"America is back," goes President Joe Biden's catchphrase, but his unapologetic exit from Afghanistan shows America won't be back to business as usual.
Beyond the trauma of the Kabul evacuation, Biden is pitching a much broader retreat: a halt to using vast military resources to impose order and US values around the planet.
"This decision about Afghanistan is not just about Afghanistan," Biden said in what many see as a historic speech on Tuesday. "It's about ending an era of major military operations to remake other countries."
"Human rights will be at the center of our foreign policy but the way to do that is not through endless military deployments," he said. "Our strategy has to change."
Benjamin Haddad, director of the Europe Center at the Atlantic Council and an expert on transatlantic relations, called the speech "one of the most eloquent repudiations of liberal internationalism by any US president in the last decades."
For those Americans fond of imagining their country to be a unique, invincible superpower— winner of the Cold War, then awesome military interventionist everywhere from Iraq to Africa ever since— this is a shock.
For most, though, polls show Biden's pivot is likely to be popular.
Where Trump, Biden agree
Biden's presidency is usually seen as a repudiation of the Donald Trump administration.
It's true that a lot— from things like White House decorum to re-entering the Paris climate accord— changed the moment Biden walked into the Oval Office on January 20.
But Biden's abandonment of open-ended US military adventures—what detractors call being "the world's policeman"— is Trumpian.
When Biden announced "it's time to end this forever war," about Afghanistan, "it could just as easily be Trump," said Charles Franklin, a Marquette Law School professor and director of the Marquette opinion poll.
Today "the public is not committed to a large international role, certainly not of the sort the US played in the 1950s-1990s," Franklin told AFP.
Regarding Afghanistan in particular, polls show strong backing for exiting— 77 percent, according to a new Washington Post-ABC News poll— even if Biden is taking a battering for the chaotic manner of the withdrawal.
Alliances at risk?
Where Biden differs sharply from isolationist Trump is in enthusiasm for building alliances. The United States may not be a swaggering global cop, the Biden theory goes, but it can be a friendly community leader.
His administration moved quickly to put Washington back at the center of tortuous negotiations between major powers and Iran over its nuclear policy, the climate accord, and traditional alliances like NATO.
A June trip to Europe for G7 and NATO summits— Biden's only foreign trip to date— resembled the diplomatic equivalent of a band getting back together.
Now, though, some of those allies might be feeling nervous, analysts say.
Tricia Bacon, an expert on counter-terrorism at American University's law department, told AFP that allies feel "a fair degree of frustration" over the lack of coordination in the US departure from Afghanistan.
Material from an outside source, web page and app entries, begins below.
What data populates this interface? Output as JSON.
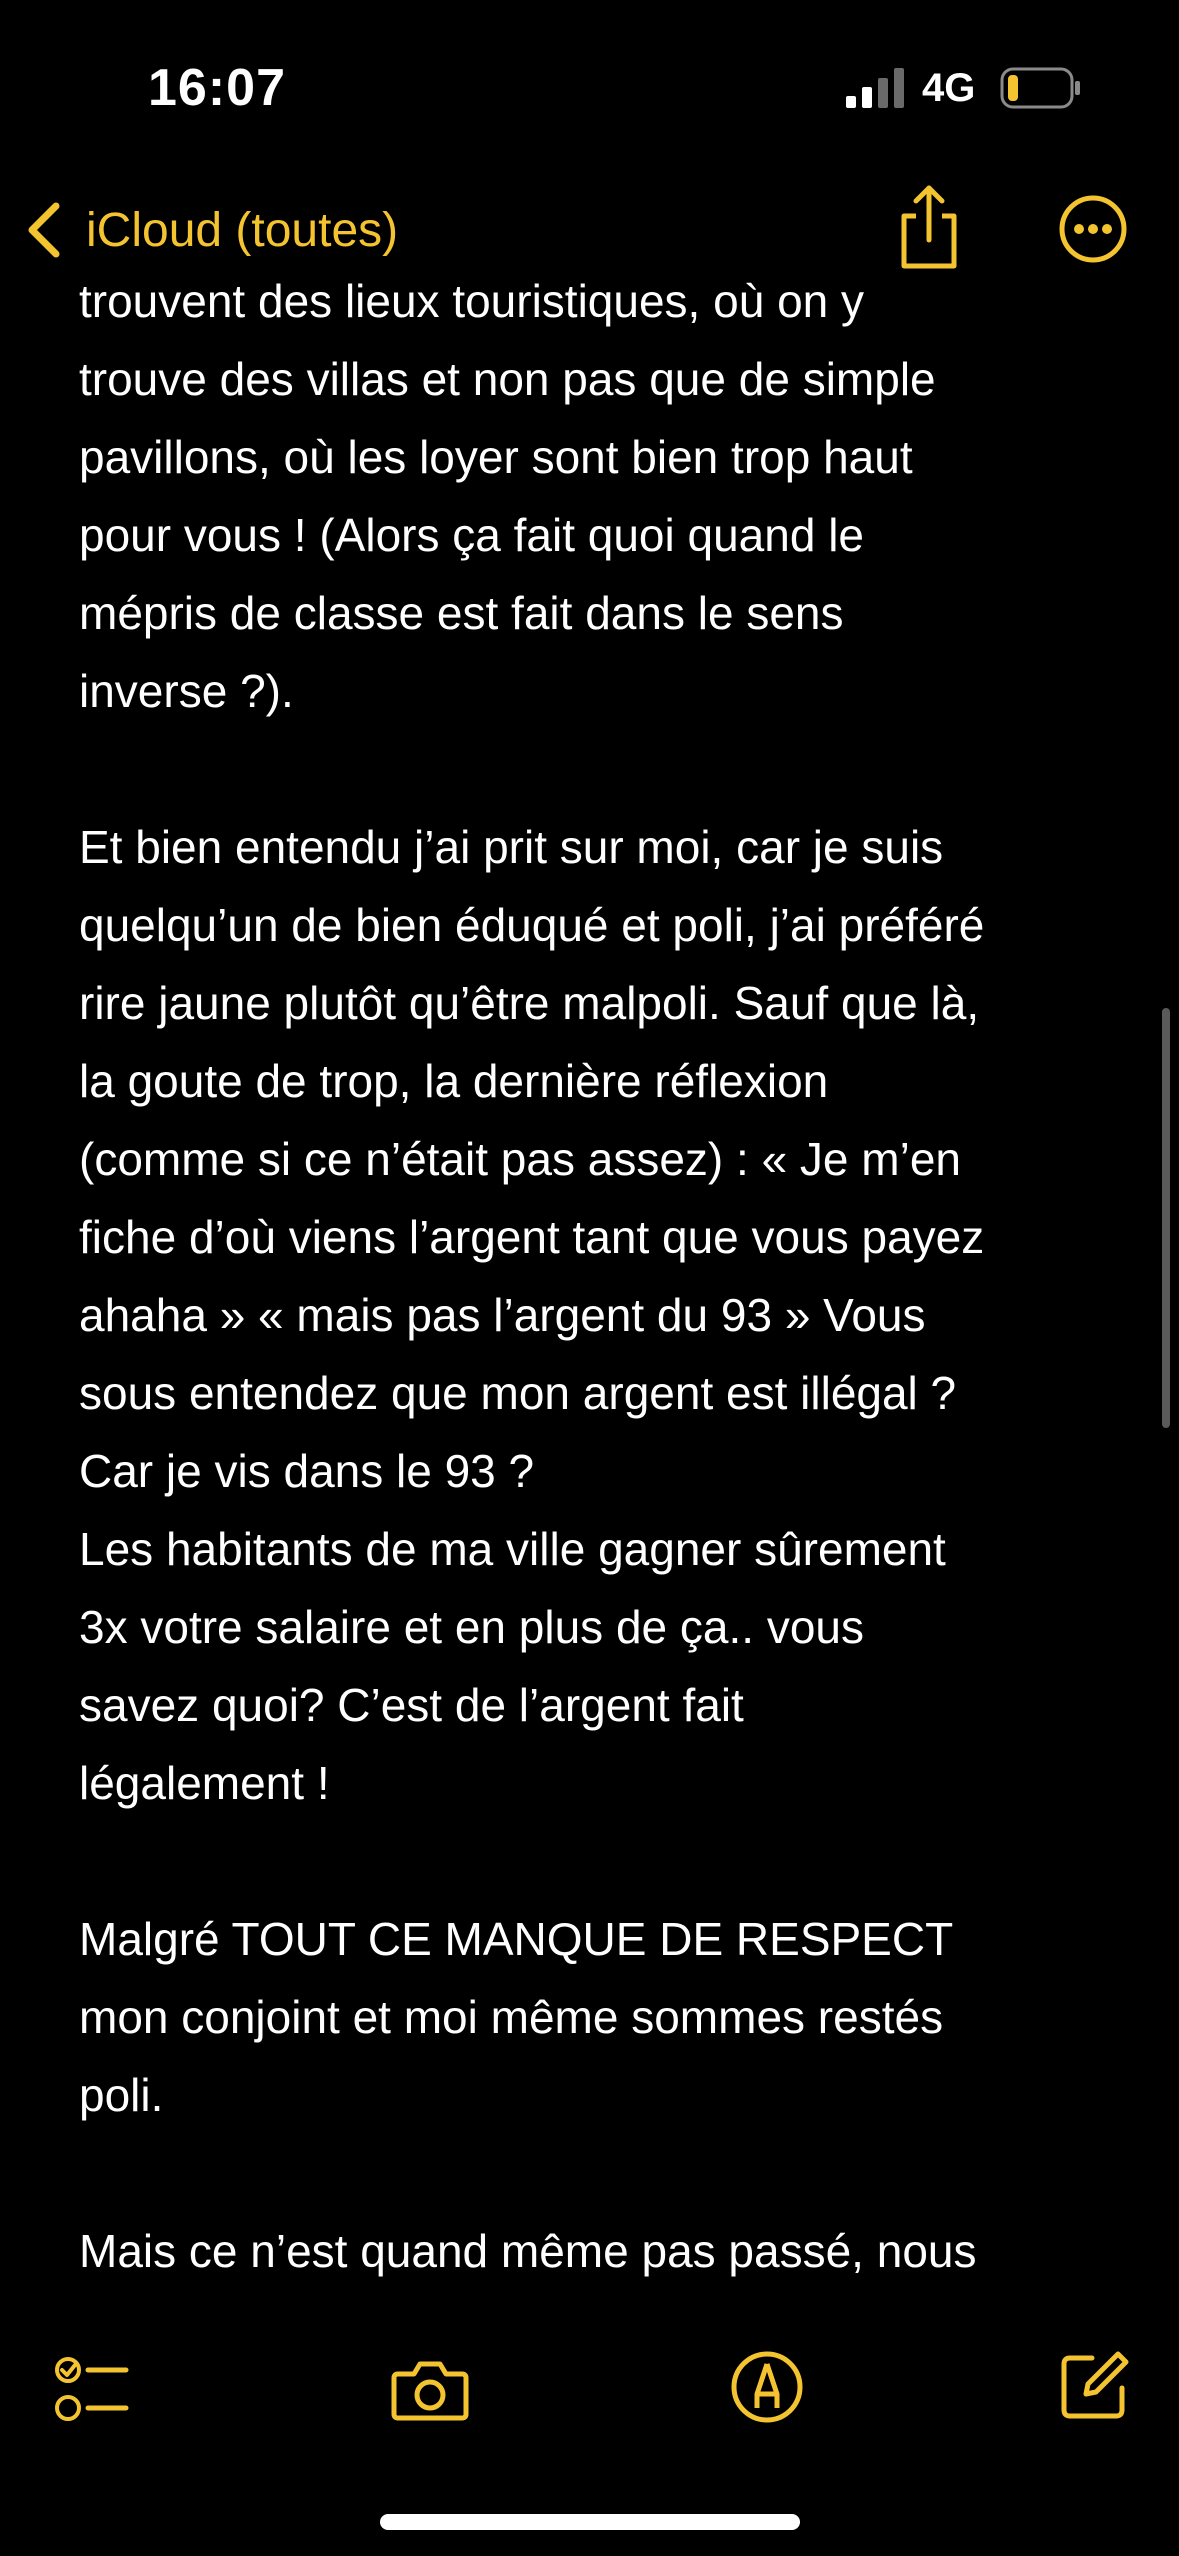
{
  "status_bar": {
    "time": "16:07",
    "network": "4G",
    "signal_icon": "cellular-signal-icon",
    "battery_icon": "battery-low-icon"
  },
  "nav": {
    "back_label": "iCloud (toutes)",
    "back_icon": "chevron-left-icon",
    "share_icon": "share-icon",
    "more_icon": "ellipsis-circle-icon"
  },
  "note": {
    "lines": [
      "trouvent des lieux touristiques, où on y",
      "trouve des villas et non pas que de simple",
      "pavillons, où les loyer sont bien trop haut",
      "pour vous ! (Alors ça fait quoi quand le",
      "mépris de classe est fait dans le sens",
      "inverse ?).",
      "",
      "Et bien entendu j’ai prit sur moi, car je suis",
      "quelqu’un de bien éduqué et poli, j’ai préféré",
      "rire jaune plutôt qu’être malpoli. Sauf que là,",
      "la goute de trop, la dernière réflexion",
      "(comme si ce n’était pas assez) : « Je m’en",
      "fiche d’où viens l’argent tant que vous payez",
      "ahaha » « mais pas l’argent du 93 » Vous",
      "sous entendez que mon argent est illégal ?",
      "Car je vis dans le 93 ?",
      "Les habitants de ma ville gagner sûrement",
      "3x votre salaire et en plus de ça.. vous",
      "savez quoi? C’est de l’argent fait",
      "légalement !",
      "",
      "Malgré TOUT CE MANQUE DE RESPECT",
      "mon conjoint et moi même sommes restés",
      "poli.",
      "",
      "Mais ce n’est quand même pas passé, nous"
    ]
  },
  "toolbar": {
    "checklist_icon": "checklist-icon",
    "camera_icon": "camera-icon",
    "markup_icon": "markup-pen-icon",
    "compose_icon": "compose-icon"
  },
  "colors": {
    "accent": "#f4c430",
    "background": "#000000",
    "text": "#ffffff"
  }
}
The US "message will have to be very consistent to regain the lost credibility," she said.
And Imad Harb, research director at the Arab Center in Washington, said European partners aren't the only ones left wondering.
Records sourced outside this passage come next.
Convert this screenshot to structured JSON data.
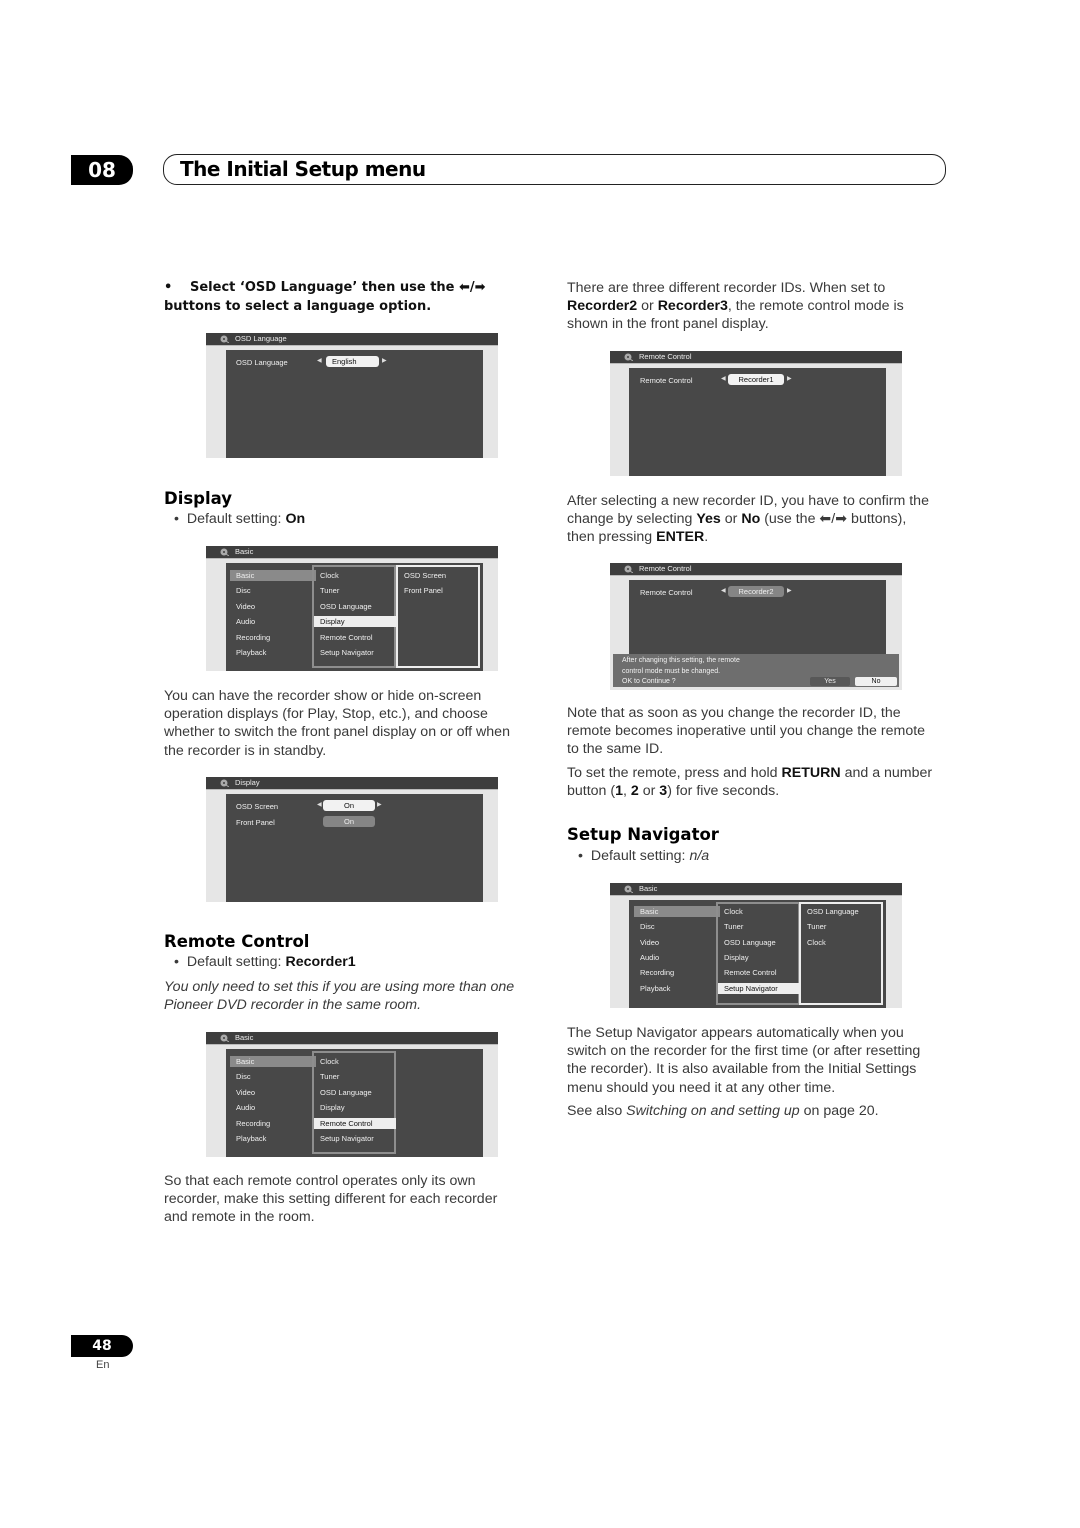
{
  "header": {
    "chapter_number": "08",
    "chapter_title": "The Initial Setup menu"
  },
  "left": {
    "instruction_line1": "Select ‘OSD Language’ then use the ⬅/➡",
    "instruction_line2": "buttons to select a language option.",
    "osd_language_screen": {
      "bar_title": "OSD Language",
      "row_label": "OSD Language",
      "value": "English"
    },
    "display": {
      "heading": "Display",
      "default_prefix": "Default setting: ",
      "default_value": "On",
      "menu_screen": {
        "bar_title": "Basic",
        "col1": [
          "Basic",
          "Disc",
          "Video",
          "Audio",
          "Recording",
          "Playback"
        ],
        "col2": [
          "Clock",
          "Tuner",
          "OSD Language",
          "Display",
          "Remote Control",
          "Setup Navigator"
        ],
        "col3": [
          "OSD Screen",
          "Front Panel"
        ],
        "selected_col1": "Basic",
        "selected_col2": "Display"
      },
      "description": [
        "You can have the recorder show or hide on-screen",
        "operation displays (for Play, Stop, etc.), and choose",
        "whether to switch the front panel display on or off when",
        "the recorder is in standby."
      ],
      "display_screen": {
        "bar_title": "Display",
        "rows": [
          {
            "label": "OSD Screen",
            "value": "On"
          },
          {
            "label": "Front Panel",
            "value": "On"
          }
        ]
      }
    },
    "remote_control": {
      "heading": "Remote Control",
      "default_prefix": "Default setting: ",
      "default_value": "Recorder1",
      "note_line1": "You only need to set this if you are using more than one",
      "note_line2": "Pioneer DVD recorder in the same room.",
      "menu_screen": {
        "bar_title": "Basic",
        "col1": [
          "Basic",
          "Disc",
          "Video",
          "Audio",
          "Recording",
          "Playback"
        ],
        "col2": [
          "Clock",
          "Tuner",
          "OSD Language",
          "Display",
          "Remote Control",
          "Setup Navigator"
        ],
        "selected_col1": "Basic",
        "selected_col2": "Remote Control"
      },
      "description": [
        "So that each remote control operates only its own",
        "recorder, make this setting different for each recorder",
        "and remote in the room."
      ]
    }
  },
  "right": {
    "intro": {
      "line1": "There are three different recorder IDs. When set to",
      "bold1": "Recorder2",
      "or": " or ",
      "bold2": "Recorder3",
      "line2_rest": ", the remote control mode is",
      "line3": "shown in the front panel display."
    },
    "remote_screen_1": {
      "bar_title": "Remote Control",
      "row_label": "Remote Control",
      "value": "Recorder1"
    },
    "confirm_text": {
      "line1": "After selecting a new recorder ID, you have to confirm the",
      "pre_yes": "change by selecting ",
      "yes": "Yes",
      "or": " or ",
      "no": "No",
      "post": " (use the ⬅/➡ buttons),",
      "line3_pre": "then pressing ",
      "enter": "ENTER",
      "line3_post": "."
    },
    "remote_screen_2": {
      "bar_title": "Remote Control",
      "row_label": "Remote Control",
      "value": "Recorder2",
      "dialog_line1": "After changing this setting, the remote",
      "dialog_line2": "control mode must be changed.",
      "dialog_line3": "OK to Continue ?",
      "yes_label": "Yes",
      "no_label": "No"
    },
    "note": [
      "Note that as soon as you change the recorder ID, the",
      "remote becomes inoperative until you change the remote",
      "to the same ID."
    ],
    "set_remote": {
      "pre": "To set the remote, press and hold ",
      "return": "RETURN",
      "post": " and a number",
      "l2_pre": "button (",
      "n1": "1",
      "c": ", ",
      "n2": "2",
      "or": " or ",
      "n3": "3",
      "l2_post": ") for five seconds."
    },
    "setup_navigator": {
      "heading": "Setup Navigator",
      "default_prefix": "Default setting: ",
      "default_value": "n/a",
      "menu_screen": {
        "bar_title": "Basic",
        "col1": [
          "Basic",
          "Disc",
          "Video",
          "Audio",
          "Recording",
          "Playback"
        ],
        "col2": [
          "Clock",
          "Tuner",
          "OSD Language",
          "Display",
          "Remote Control",
          "Setup Navigator"
        ],
        "col3": [
          "OSD Language",
          "Tuner",
          "Clock"
        ],
        "selected_col1": "Basic",
        "selected_col2": "Setup Navigator"
      },
      "description": [
        "The Setup Navigator appears automatically when you",
        "switch on the recorder for the first time (or after resetting",
        "the recorder). It is also available from the Initial Settings",
        "menu should you need it at any other time."
      ],
      "see_also_pre": "See also ",
      "see_also_link": "Switching on and setting up",
      "see_also_post": " on page 20."
    }
  },
  "footer": {
    "page_number": "48",
    "language": "En"
  }
}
"Arab regimes accustomed to a close relationship with the United States should be worried about what happened in Afghanistan," he wrote on the think tank's website.
"Biden may have finally drawn the curtain on American military interventionism in the wider Middle East," Harb said.
Calling Biden's post-withdrawal speech "sobering," Harb said the apparent "contours of a 'Biden Doctrine'" will have sown "trepidation" across a region that for two decades has known no other reality than US intervention.